Our girls really enjoyed the trip. That was all they talked about for a few days after. I would highly recommend that if you are into fishing, and want to get your kids into it, or someone like me who just wants a fun family outing, visit one of the FFSBC Fish Hatchery Visitor Centres that support this program and make your appointment. The FFSBC puts on the Learn to Fish Program at the Abbotsford and Fort Steele Visitor Centres throughout the summer time. They are free with a suggested donation of $5 per child. We gave them more than that as we thought it was well worth the time spent there.
This year is the first year that the Kootenay Fish Hatchery will be putting on a “Youth on the fly day camp”. As per their info sheet- ”In one action packed day, learn the essential skills you need to begin fly fishing, including lessons on: entomology, fly tying, rod set up and casting”.

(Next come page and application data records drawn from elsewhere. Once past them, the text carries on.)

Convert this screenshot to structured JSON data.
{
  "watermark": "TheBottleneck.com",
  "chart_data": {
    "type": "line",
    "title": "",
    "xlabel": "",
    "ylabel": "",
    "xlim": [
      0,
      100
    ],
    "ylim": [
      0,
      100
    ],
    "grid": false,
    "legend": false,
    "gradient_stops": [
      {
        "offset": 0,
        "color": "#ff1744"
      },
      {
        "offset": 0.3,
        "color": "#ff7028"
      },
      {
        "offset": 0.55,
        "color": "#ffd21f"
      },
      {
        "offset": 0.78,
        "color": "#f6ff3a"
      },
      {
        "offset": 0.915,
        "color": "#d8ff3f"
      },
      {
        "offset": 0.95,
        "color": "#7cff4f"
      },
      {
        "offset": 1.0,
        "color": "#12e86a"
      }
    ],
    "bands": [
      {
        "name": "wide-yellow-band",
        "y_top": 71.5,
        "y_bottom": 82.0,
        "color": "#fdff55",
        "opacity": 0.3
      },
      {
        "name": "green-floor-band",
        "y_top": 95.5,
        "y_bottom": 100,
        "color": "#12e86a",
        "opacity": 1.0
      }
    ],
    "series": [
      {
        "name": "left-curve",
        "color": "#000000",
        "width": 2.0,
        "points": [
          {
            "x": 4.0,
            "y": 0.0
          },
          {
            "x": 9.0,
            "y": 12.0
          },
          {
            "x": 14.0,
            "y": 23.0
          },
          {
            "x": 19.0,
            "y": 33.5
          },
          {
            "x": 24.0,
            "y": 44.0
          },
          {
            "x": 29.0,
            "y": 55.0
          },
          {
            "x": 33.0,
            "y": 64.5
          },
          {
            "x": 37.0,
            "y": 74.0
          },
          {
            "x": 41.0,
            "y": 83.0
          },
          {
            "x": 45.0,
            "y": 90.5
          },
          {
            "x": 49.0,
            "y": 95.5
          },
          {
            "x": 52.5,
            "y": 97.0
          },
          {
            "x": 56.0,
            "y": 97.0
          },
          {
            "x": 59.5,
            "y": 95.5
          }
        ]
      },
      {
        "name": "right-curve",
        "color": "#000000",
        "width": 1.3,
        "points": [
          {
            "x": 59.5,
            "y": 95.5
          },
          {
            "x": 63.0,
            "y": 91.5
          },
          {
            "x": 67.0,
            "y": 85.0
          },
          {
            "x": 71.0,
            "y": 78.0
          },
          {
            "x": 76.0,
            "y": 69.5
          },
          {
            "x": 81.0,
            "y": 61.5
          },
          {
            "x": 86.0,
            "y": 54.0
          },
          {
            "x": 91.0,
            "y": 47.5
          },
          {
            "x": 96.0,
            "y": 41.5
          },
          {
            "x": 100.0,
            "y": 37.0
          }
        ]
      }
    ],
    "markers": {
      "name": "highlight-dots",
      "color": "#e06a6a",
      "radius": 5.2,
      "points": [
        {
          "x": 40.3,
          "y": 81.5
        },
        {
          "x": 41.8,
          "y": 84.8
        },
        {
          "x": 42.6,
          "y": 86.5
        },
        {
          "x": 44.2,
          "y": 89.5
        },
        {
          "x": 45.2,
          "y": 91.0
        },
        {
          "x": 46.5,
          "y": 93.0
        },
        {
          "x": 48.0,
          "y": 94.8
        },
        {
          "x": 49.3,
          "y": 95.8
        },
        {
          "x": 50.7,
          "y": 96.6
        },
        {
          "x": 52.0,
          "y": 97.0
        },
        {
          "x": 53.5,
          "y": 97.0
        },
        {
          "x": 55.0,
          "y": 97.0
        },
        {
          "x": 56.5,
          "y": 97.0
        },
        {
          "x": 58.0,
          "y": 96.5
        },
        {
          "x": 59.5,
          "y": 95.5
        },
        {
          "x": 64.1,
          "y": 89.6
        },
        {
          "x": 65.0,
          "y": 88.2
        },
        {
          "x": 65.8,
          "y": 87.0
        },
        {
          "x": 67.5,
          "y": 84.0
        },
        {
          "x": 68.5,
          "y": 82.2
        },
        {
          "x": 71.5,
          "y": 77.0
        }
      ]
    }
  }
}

It is going to be held on August 16th, 2014 at the Kootenay Fish Hatchery at 4522 Fenwick Rd. Fort Steele BC from 9am-7pm. Cost is $75 per person.
It is open to participants who are 12-15 years of age, lunch and dinner is provided and the fishing equipment is provided or they can use their own. Most of the day is spent fishing. Sounds great!
Call the Kootenay Hatchery at 250-429-3214 or email at firstname.lastname@example.org
Overall, it was one of the best mini-outings we have had as a family in a long time. For us it was a 3 hour drive or so to get there. The girls saw places they had never been before, and everyone had smiles on their faces at the end of the day. It has gone into my oldest daughter`s summer journal, so I know that it was a great trip for her.
Again, the staff at the centre are top notch. They know their jobs, they know the fish and they are excellent with visitors. Let`s face it, if it wasn’t for them, most of us wouldn`t be able to feed our passions or obsessions out on the water. Cathy Fiedler was no exception. She gave our family an outing that will not be forgotten. Thanks Cathy.
One thing to remember, because I didn`t… is that the Kootenay Fish hatchery is 1 hour ahead if you are coming from the Pacific Time Zone. Luckily for us, we left an hour earlier to explore around. We got there just in time.